An indicator of cancer: downregulation of Monoamine Oxidase-A in multiple organs and species
1 Department of Biomedical Informatics, The Ohio State University, Columbus, OH, USA
2 Department of Psychology, Franklin and Marshall College, Lancaster, PA, USA
3 Departments of Epidemiology and Family Medicine, Michigan State University, East Lansing, MI, USA
4 Comprehensive Cancer Center Biomedical Informatics Shared Resource, The Ohio State University, Columbus, OH, USA
BMC Genomics 2008, 9:134 doi:10.1186/1471-2164-9-134Published: 20 March 2008
Identifying consistent changes in cellular function that occur in multiple types of cancer could revolutionize the way cancer is treated. Previous work has produced promising results such as the identification of p53. Recently drugs that affect serotonin reuptake were shown to reduce the risk of colon cancer in man. Here, we analyze an ensemble of cancer datasets focusing on genes involved in the serotonergic pathway. Genechip datasets consisting of cancerous tissue from human, mouse, rat, or zebrafish were extracted from the GEO database. We first compared gene expression between cancerous tissues and normal tissues for each type of cancer and then identified changes that were common to a variety of cancer types.
Our analysis found that significant downregulation of MAO-A, the enzyme that metabolizes serotonin, occurred in multiple tissues from humans, rodents, and fish. MAO-A expression was decreased in 95.4% of human cancer patients and 94.2% of animal cancer cases compared to the non-cancerous controls.
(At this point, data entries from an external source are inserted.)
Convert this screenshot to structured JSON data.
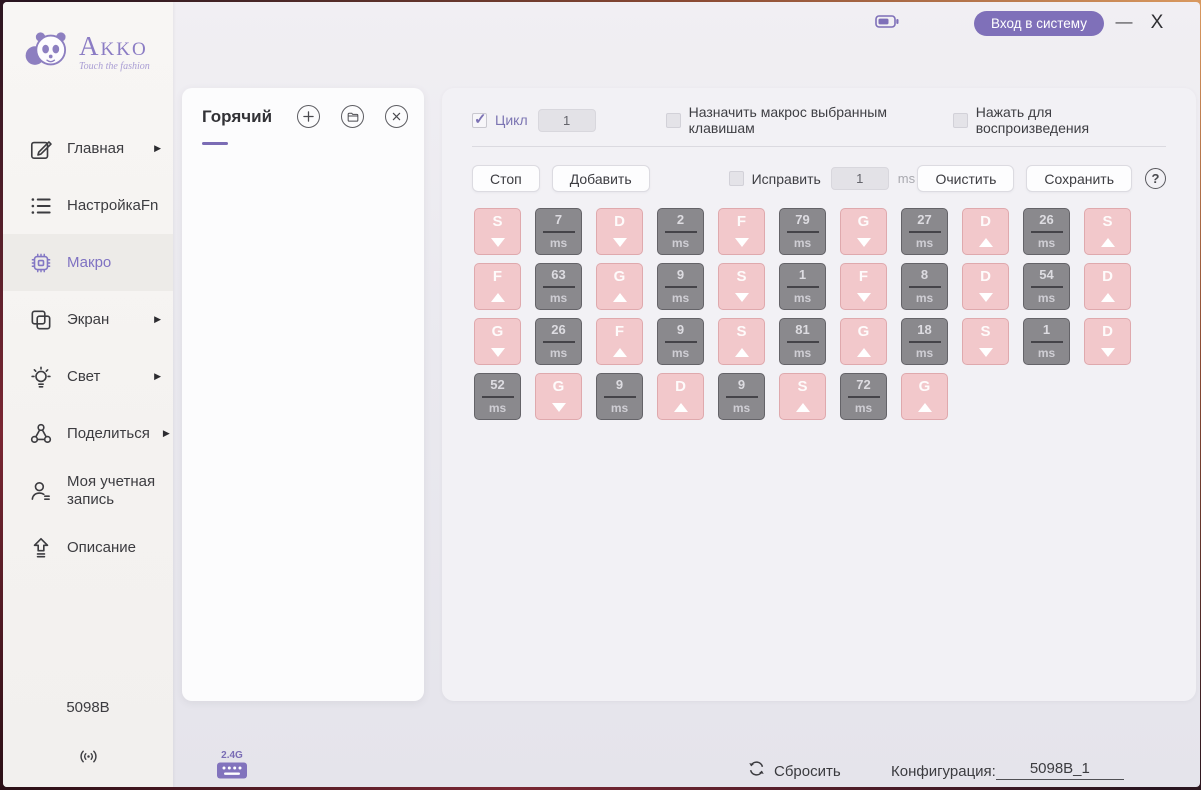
{
  "colors": {
    "accent": "#7f70b9",
    "key_pink": "#f2c8cb",
    "delay_gray": "#8a898d"
  },
  "titlebar": {
    "battery_icon": "battery-icon",
    "login_label": "Вход в систему",
    "minimize_label": "—",
    "close_label": "X"
  },
  "sidebar": {
    "brand": {
      "name": "Akko",
      "tagline": "Touch the fashion"
    },
    "items": [
      {
        "id": "home",
        "label": "Главная",
        "icon": "pencil-icon",
        "arrow": true,
        "selected": false
      },
      {
        "id": "fn",
        "label": "НастройкаFn",
        "icon": "list-icon",
        "arrow": false,
        "selected": false
      },
      {
        "id": "macro",
        "label": "Макро",
        "icon": "chip-icon",
        "arrow": false,
        "selected": true
      },
      {
        "id": "screen",
        "label": "Экран",
        "icon": "screens-icon",
        "arrow": true,
        "selected": false
      },
      {
        "id": "light",
        "label": "Свет",
        "icon": "bulb-icon",
        "arrow": true,
        "selected": false
      },
      {
        "id": "share",
        "label": "Поделиться",
        "icon": "share-icon",
        "arrow": true,
        "selected": false
      },
      {
        "id": "account",
        "label": "Моя учетная запись",
        "icon": "user-icon",
        "arrow": false,
        "selected": false
      },
      {
        "id": "about",
        "label": "Описание",
        "icon": "upload-icon",
        "arrow": false,
        "selected": false
      }
    ],
    "device_model": "5098B",
    "wireless_icon": "wireless-signal-icon"
  },
  "hot_panel": {
    "title": "Горячий",
    "icons": [
      "plus-circle-icon",
      "folder-circle-icon",
      "close-circle-icon"
    ]
  },
  "macro_editor": {
    "cycle_label": "Цикл",
    "cycle_checked": true,
    "cycle_value": "1",
    "assign_label": "Назначить макрос выбранным клавишам",
    "assign_checked": false,
    "play_label": "Нажать для воспроизведения",
    "play_checked": false,
    "stop_label": "Стоп",
    "add_label": "Добавить",
    "fix_label": "Исправить",
    "fix_checked": false,
    "fix_value": "1",
    "fix_unit": "ms",
    "clear_label": "Очистить",
    "save_label": "Сохранить",
    "help_label": "?",
    "delay_unit": "ms",
    "events": [
      {
        "t": "key",
        "k": "S",
        "d": "down"
      },
      {
        "t": "delay",
        "v": "7"
      },
      {
        "t": "key",
        "k": "D",
        "d": "down"
      },
      {
        "t": "delay",
        "v": "2"
      },
      {
        "t": "key",
        "k": "F",
        "d": "down"
      },
      {
        "t": "delay",
        "v": "79"
      },
      {
        "t": "key",
        "k": "G",
        "d": "down"
      },
      {
        "t": "delay",
        "v": "27"
      },
      {
        "t": "key",
        "k": "D",
        "d": "up"
      },
      {
        "t": "delay",
        "v": "26"
      },
      {
        "t": "key",
        "k": "S",
        "d": "up"
      },
      {
        "t": "key",
        "k": "F",
        "d": "up"
      },
      {
        "t": "delay",
        "v": "63"
      },
      {
        "t": "key",
        "k": "G",
        "d": "up"
      },
      {
        "t": "delay",
        "v": "9"
      },
      {
        "t": "key",
        "k": "S",
        "d": "down"
      },
      {
        "t": "delay",
        "v": "1"
      },
      {
        "t": "key",
        "k": "F",
        "d": "down"
      },
      {
        "t": "delay",
        "v": "8"
      },
      {
        "t": "key",
        "k": "D",
        "d": "down"
      },
      {
        "t": "delay",
        "v": "54"
      },
      {
        "t": "key",
        "k": "D",
        "d": "up"
      },
      {
        "t": "key",
        "k": "G",
        "d": "down"
      },
      {
        "t": "delay",
        "v": "26"
      },
      {
        "t": "key",
        "k": "F",
        "d": "up"
      },
      {
        "t": "delay",
        "v": "9"
      },
      {
        "t": "key",
        "k": "S",
        "d": "up"
      },
      {
        "t": "delay",
        "v": "81"
      },
      {
        "t": "key",
        "k": "G",
        "d": "up"
      },
      {
        "t": "delay",
        "v": "18"
      },
      {
        "t": "key",
        "k": "S",
        "d": "down"
      },
      {
        "t": "delay",
        "v": "1"
      },
      {
        "t": "key",
        "k": "D",
        "d": "down"
      },
      {
        "t": "delay",
        "v": "52"
      },
      {
        "t": "key",
        "k": "G",
        "d": "down"
      },
      {
        "t": "delay",
        "v": "9"
      },
      {
        "t": "key",
        "k": "D",
        "d": "up"
      },
      {
        "t": "delay",
        "v": "9"
      },
      {
        "t": "key",
        "k": "S",
        "d": "up"
      },
      {
        "t": "delay",
        "v": "72"
      },
      {
        "t": "key",
        "k": "G",
        "d": "up"
      }
    ]
  },
  "footer": {
    "connection_label": "2.4G",
    "reset_label": "Сбросить",
    "config_label": "Конфигурация:",
    "config_value": "5098B_1"
  }
}
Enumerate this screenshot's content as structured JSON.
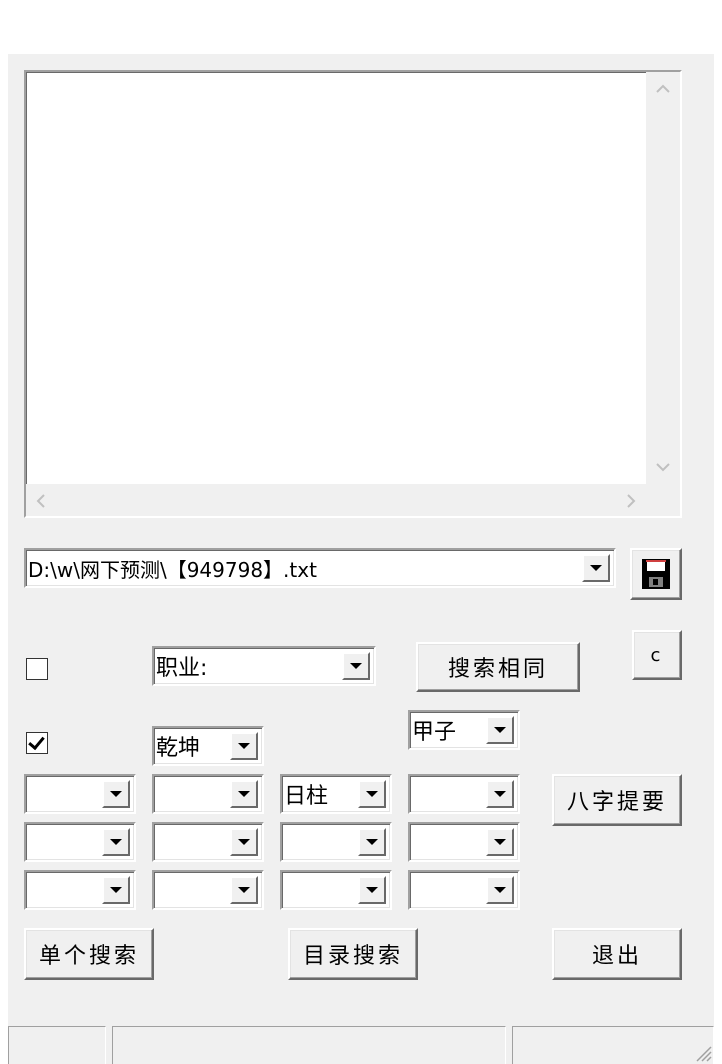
{
  "file_path": {
    "value": "D:\\w\\网下预测\\【949798】.txt"
  },
  "buttons": {
    "search_same": "搜索相同",
    "c": "c",
    "bazi_summary": "八字提要",
    "single_search": "单个搜索",
    "dir_search": "目录搜索",
    "exit": "退出"
  },
  "filters": {
    "field_select": "职业:",
    "gender_select": "乾坤",
    "jiazi_select": "甲子",
    "checkbox1_checked": false,
    "checkbox2_checked": true
  },
  "pillar_grid": {
    "rows": [
      [
        "",
        "",
        "日柱",
        ""
      ],
      [
        "",
        "",
        "",
        ""
      ],
      [
        "",
        "",
        "",
        ""
      ]
    ]
  },
  "icons": {
    "save": "floppy-disk-icon"
  }
}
These are the first findings that identify a single reliable change in so many different cancers. Future studies should investigate links between MAO-A suppression and the development of cancer to determine the extent that MAO-A suppression contributes to increased cancer risk.